#### [Work required]
Go through the material and copy every line in which "icon" appears.

#### [The records]
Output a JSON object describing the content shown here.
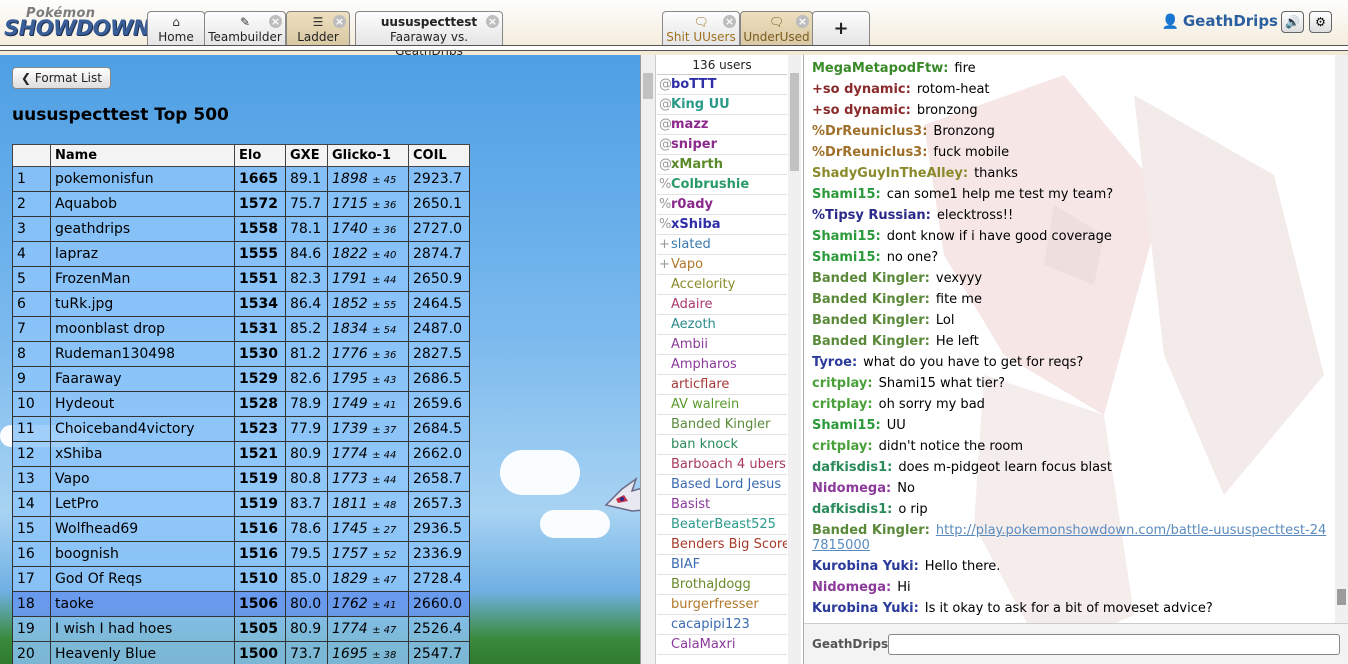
{
  "header": {
    "logo_top": "Pokémon",
    "logo_main": "SHOWDOWN!",
    "tabs": [
      {
        "label": "Home",
        "icon": "home-icon"
      },
      {
        "label": "Teambuilder",
        "icon": "edit-icon"
      },
      {
        "label": "Ladder",
        "icon": "list-icon"
      }
    ],
    "battle_tab": {
      "title": "uususpecttest",
      "subtitle": "Faaraway vs. GeathDrips"
    },
    "room_tabs": [
      {
        "label": "Shit UUsers",
        "icon": "chat-icon"
      },
      {
        "label": "UnderUsed",
        "icon": "chat-icon"
      }
    ],
    "new_tab_label": "+",
    "username": "GeathDrips",
    "close_glyph": "×"
  },
  "ladder": {
    "format_list_label": "Format List",
    "title": "uususpecttest Top 500",
    "columns": [
      "",
      "Name",
      "Elo",
      "GXE",
      "Glicko-1",
      "COIL"
    ],
    "rows": [
      {
        "rank": "1",
        "name": "pokemonisfun",
        "elo": "1665",
        "gxe": "89.1",
        "glicko": "1898",
        "dev": "± 45",
        "coil": "2923.7"
      },
      {
        "rank": "2",
        "name": "Aquabob",
        "elo": "1572",
        "gxe": "75.7",
        "glicko": "1715",
        "dev": "± 36",
        "coil": "2650.1"
      },
      {
        "rank": "3",
        "name": "geathdrips",
        "elo": "1558",
        "gxe": "78.1",
        "glicko": "1740",
        "dev": "± 36",
        "coil": "2727.0"
      },
      {
        "rank": "4",
        "name": "lapraz",
        "elo": "1555",
        "gxe": "84.6",
        "glicko": "1822",
        "dev": "± 40",
        "coil": "2874.7"
      },
      {
        "rank": "5",
        "name": "FrozenMan",
        "elo": "1551",
        "gxe": "82.3",
        "glicko": "1791",
        "dev": "± 44",
        "coil": "2650.9"
      },
      {
        "rank": "6",
        "name": "tuRk.jpg",
        "elo": "1534",
        "gxe": "86.4",
        "glicko": "1852",
        "dev": "± 55",
        "coil": "2464.5"
      },
      {
        "rank": "7",
        "name": "moonblast drop",
        "elo": "1531",
        "gxe": "85.2",
        "glicko": "1834",
        "dev": "± 54",
        "coil": "2487.0"
      },
      {
        "rank": "8",
        "name": "Rudeman130498",
        "elo": "1530",
        "gxe": "81.2",
        "glicko": "1776",
        "dev": "± 36",
        "coil": "2827.5"
      },
      {
        "rank": "9",
        "name": "Faaraway",
        "elo": "1529",
        "gxe": "82.6",
        "glicko": "1795",
        "dev": "± 43",
        "coil": "2686.5"
      },
      {
        "rank": "10",
        "name": "Hydeout",
        "elo": "1528",
        "gxe": "78.9",
        "glicko": "1749",
        "dev": "± 41",
        "coil": "2659.6"
      },
      {
        "rank": "11",
        "name": "Choiceband4victory",
        "elo": "1523",
        "gxe": "77.9",
        "glicko": "1739",
        "dev": "± 37",
        "coil": "2684.5"
      },
      {
        "rank": "12",
        "name": "xShiba",
        "elo": "1521",
        "gxe": "80.9",
        "glicko": "1774",
        "dev": "± 44",
        "coil": "2662.0"
      },
      {
        "rank": "13",
        "name": "Vapo",
        "elo": "1519",
        "gxe": "80.8",
        "glicko": "1773",
        "dev": "± 44",
        "coil": "2658.7"
      },
      {
        "rank": "14",
        "name": "LetPro",
        "elo": "1519",
        "gxe": "83.7",
        "glicko": "1811",
        "dev": "± 48",
        "coil": "2657.3"
      },
      {
        "rank": "15",
        "name": "Wolfhead69",
        "elo": "1516",
        "gxe": "78.6",
        "glicko": "1745",
        "dev": "± 27",
        "coil": "2936.5"
      },
      {
        "rank": "16",
        "name": "boognish",
        "elo": "1516",
        "gxe": "79.5",
        "glicko": "1757",
        "dev": "± 52",
        "coil": "2336.9"
      },
      {
        "rank": "17",
        "name": "God Of Reqs",
        "elo": "1510",
        "gxe": "85.0",
        "glicko": "1829",
        "dev": "± 47",
        "coil": "2728.4"
      },
      {
        "rank": "18",
        "name": "taoke",
        "elo": "1506",
        "gxe": "80.0",
        "glicko": "1762",
        "dev": "± 41",
        "coil": "2660.0"
      },
      {
        "rank": "19",
        "name": "I wish I had hoes",
        "elo": "1505",
        "gxe": "80.9",
        "glicko": "1774",
        "dev": "± 47",
        "coil": "2526.4"
      },
      {
        "rank": "20",
        "name": "Heavenly Blue",
        "elo": "1500",
        "gxe": "73.7",
        "glicko": "1695",
        "dev": "± 38",
        "coil": "2547.7"
      }
    ]
  },
  "userlist": {
    "count": "136 users",
    "users": [
      {
        "group": "@",
        "name": "boTTT",
        "color": "#2f2fa8",
        "staff": true
      },
      {
        "group": "@",
        "name": "King UU",
        "color": "#2a9a8a",
        "staff": true
      },
      {
        "group": "@",
        "name": "mazz",
        "color": "#8b2a8b",
        "staff": true
      },
      {
        "group": "@",
        "name": "sniper",
        "color": "#8b2a8b",
        "staff": true
      },
      {
        "group": "@",
        "name": "xMarth",
        "color": "#5a8a2a",
        "staff": true
      },
      {
        "group": "%",
        "name": "Colbrushie",
        "color": "#2a9a6a",
        "staff": true
      },
      {
        "group": "%",
        "name": "r0ady",
        "color": "#8b2a8b",
        "staff": true
      },
      {
        "group": "%",
        "name": "xShiba",
        "color": "#2f2fa8",
        "staff": true
      },
      {
        "group": "+",
        "name": "slated",
        "color": "#3a7ab0",
        "staff": false
      },
      {
        "group": "+",
        "name": "Vapo",
        "color": "#b0782a",
        "staff": false
      },
      {
        "group": "",
        "name": "Accelority",
        "color": "#8a8a2a",
        "staff": false
      },
      {
        "group": "",
        "name": "Adaire",
        "color": "#a83a6a",
        "staff": false
      },
      {
        "group": "",
        "name": "Aezoth",
        "color": "#2a8a8a",
        "staff": false
      },
      {
        "group": "",
        "name": "Ambii",
        "color": "#8b3a9b",
        "staff": false
      },
      {
        "group": "",
        "name": "Ampharos",
        "color": "#8b3a9b",
        "staff": false
      },
      {
        "group": "",
        "name": "articflare",
        "color": "#a83a3a",
        "staff": false
      },
      {
        "group": "",
        "name": "AV walrein",
        "color": "#5a9a2a",
        "staff": false
      },
      {
        "group": "",
        "name": "Banded Kingler",
        "color": "#5a8a3a",
        "staff": false
      },
      {
        "group": "",
        "name": "ban knock",
        "color": "#2a8a5a",
        "staff": false
      },
      {
        "group": "",
        "name": "Barboach 4 ubers",
        "color": "#a83a5a",
        "staff": false
      },
      {
        "group": "",
        "name": "Based Lord Jesus",
        "color": "#3a6ab0",
        "staff": false
      },
      {
        "group": "",
        "name": "Basist",
        "color": "#8b3a9b",
        "staff": false
      },
      {
        "group": "",
        "name": "BeaterBeast525",
        "color": "#2a9a8a",
        "staff": false
      },
      {
        "group": "",
        "name": "Benders Big Score",
        "color": "#a83a2a",
        "staff": false
      },
      {
        "group": "",
        "name": "BIAF",
        "color": "#3a6ab0",
        "staff": false
      },
      {
        "group": "",
        "name": "BrothaJdogg",
        "color": "#6a8a2a",
        "staff": false
      },
      {
        "group": "",
        "name": "burgerfresser",
        "color": "#b0782a",
        "staff": false
      },
      {
        "group": "",
        "name": "cacapipi123",
        "color": "#3a6ab0",
        "staff": false
      },
      {
        "group": "",
        "name": "CalaMaxri",
        "color": "#8b3a9b",
        "staff": false
      }
    ]
  },
  "chat": {
    "messages": [
      {
        "user": "MegaMetapodFtw:",
        "color": "#3a8a2a",
        "text": "fire"
      },
      {
        "user": "+so dynamic:",
        "color": "#8a2a2a",
        "text": "rotom-heat"
      },
      {
        "user": "+so dynamic:",
        "color": "#8a2a2a",
        "text": "bronzong"
      },
      {
        "user": "%DrReuniclus3:",
        "color": "#a0702a",
        "text": "Bronzong"
      },
      {
        "user": "%DrReuniclus3:",
        "color": "#a0702a",
        "text": "fuck mobile"
      },
      {
        "user": "ShadyGuyInTheAlley:",
        "color": "#8a8a2a",
        "text": "thanks"
      },
      {
        "user": "Shami15:",
        "color": "#2a9a3a",
        "text": "can some1 help me test my team?"
      },
      {
        "user": "%Tipsy Russian:",
        "color": "#2a2a8a",
        "text": "elecktross!!"
      },
      {
        "user": "Shami15:",
        "color": "#2a9a3a",
        "text": "dont know if i have good coverage"
      },
      {
        "user": "Shami15:",
        "color": "#2a9a3a",
        "text": "no one?"
      },
      {
        "user": "Banded Kingler:",
        "color": "#5a8a3a",
        "text": "vexyyy"
      },
      {
        "user": "Banded Kingler:",
        "color": "#5a8a3a",
        "text": "fite me"
      },
      {
        "user": "Banded Kingler:",
        "color": "#5a8a3a",
        "text": "Lol"
      },
      {
        "user": "Banded Kingler:",
        "color": "#5a8a3a",
        "text": "He left"
      },
      {
        "user": "Tyroe:",
        "color": "#2a3a9a",
        "text": "what do you have to get for reqs?"
      },
      {
        "user": "critplay:",
        "color": "#4aa03a",
        "text": "Shami15 what tier?"
      },
      {
        "user": "critplay:",
        "color": "#4aa03a",
        "text": "oh sorry my bad"
      },
      {
        "user": "Shami15:",
        "color": "#2a9a3a",
        "text": "UU"
      },
      {
        "user": "critplay:",
        "color": "#4aa03a",
        "text": "didn't notice the room"
      },
      {
        "user": "dafkisdis1:",
        "color": "#2a8a5a",
        "text": "does m-pidgeot learn focus blast"
      },
      {
        "user": "Nidomega:",
        "color": "#8b3a9b",
        "text": "No"
      },
      {
        "user": "dafkisdis1:",
        "color": "#2a8a5a",
        "text": "o rip"
      },
      {
        "user": "Banded Kingler:",
        "color": "#5a8a3a",
        "link": "http://play.pokemonshowdown.com/battle-uususpecttest-247815000"
      },
      {
        "user": "Kurobina Yuki:",
        "color": "#2a3a9a",
        "text": "Hello there."
      },
      {
        "user": "Nidomega:",
        "color": "#8b3a9b",
        "text": "Hi"
      },
      {
        "user": "Kurobina Yuki:",
        "color": "#2a3a9a",
        "text": "Is it okay to ask for a bit of moveset advice?"
      }
    ],
    "input_user": "GeathDrips:"
  }
}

#### [Solved problem]
        "icon": "home-icon"
        "icon": "edit-icon"
        "icon": "list-icon"
        "icon": "chat-icon"
        "icon": "chat-icon"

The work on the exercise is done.